Voters in Blue Summit will decide Tuesday if a reduction in property taxes is enough to enact a new half-cent sales tax to generate revenue for capital improvements for the Inter City Fire Protection District.
Monte Olsen, district manager, said if the new half-cent sales tax is approved it would allow the district to purchase additional fire hydrants and offer incentives for the all-volunteer fire department – the last remaining all-volunteer department in Jackson County.
The district serves Blue Summit, an unicorporated area of around 700 residents between western Independence and Kansas City.
“Eventually we hope we will be able to pay these volunteers in the future,” Olsen said, adding the district plans to install most of the fire hydrants in the area of the Blue Ridge Mobile Home Park on Blue Ridge Boulevard.
Olsen said the district’s board of directors are proposing a property tax reduction in exchange for the half-cent sales tax increase. Currently, there is a half-cent sales tax rate in the district, beyond the state and county property taxes. The increase could raise an additional $50,000 to $70,000, Olsen said.
“The law requires that half of the sales tax raised must be given back to the property owners,” Olsen said, adding the tax would not go into effect until March of 2010. “Based on the current tax, the property tax would decrease by about 60 percent. That’s significant.”

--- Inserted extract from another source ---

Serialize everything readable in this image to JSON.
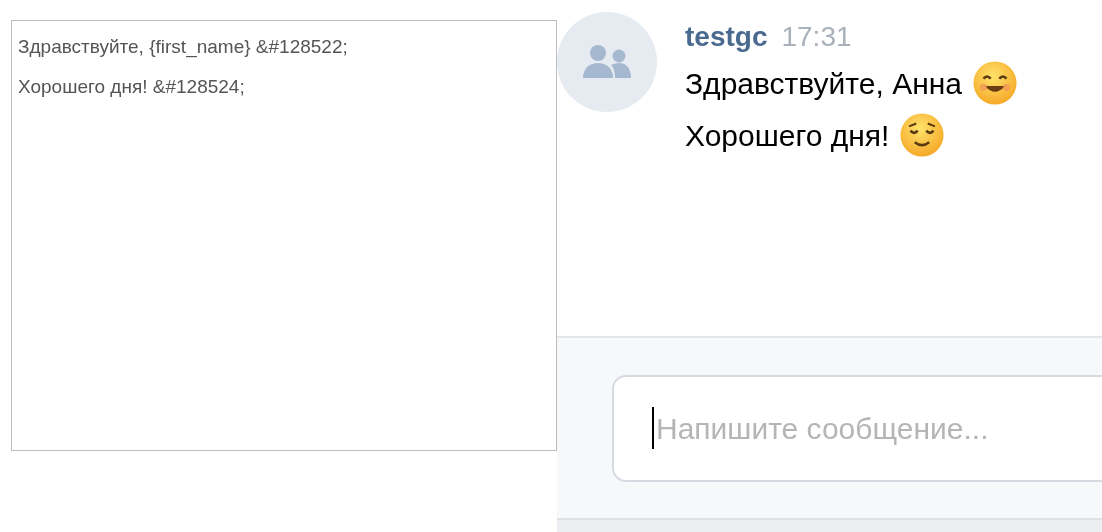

Most of the sales tax would be paid by commuters or by outside businesses conducting business in the district, Olsen said.
“It’s very rare that a government entity is able to go to the voters and basically say: ‘Please vote for this sales tax increase because it is going to reduce your property taxes so significantly.’ But, Blue Summit is unique. Most of the residents are not the ones paying the sales tax.”

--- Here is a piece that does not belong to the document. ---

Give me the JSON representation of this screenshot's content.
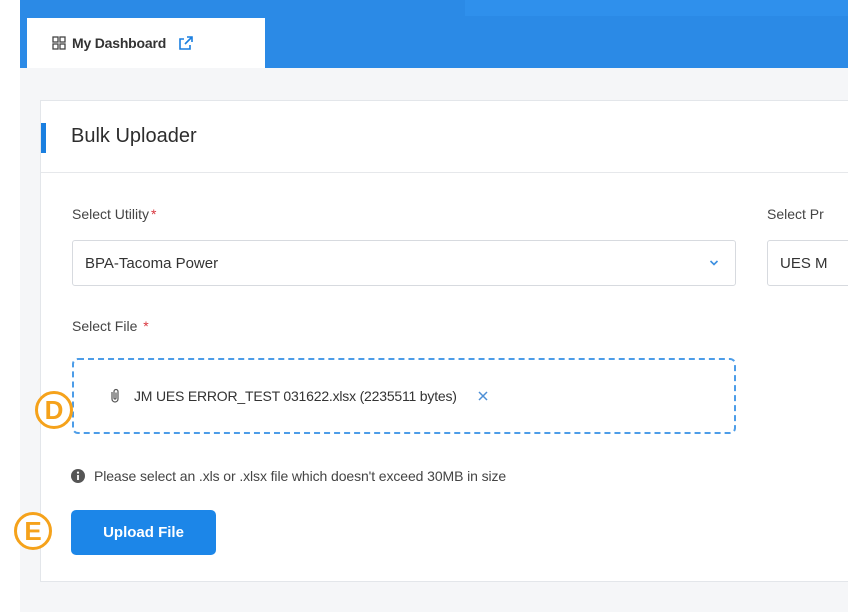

Olsen said the district is expecting a low to moderate turnout on Tuesday, where a simple majority is needed to approve the measure.
“It’s an unique opportunity,” Olsen said.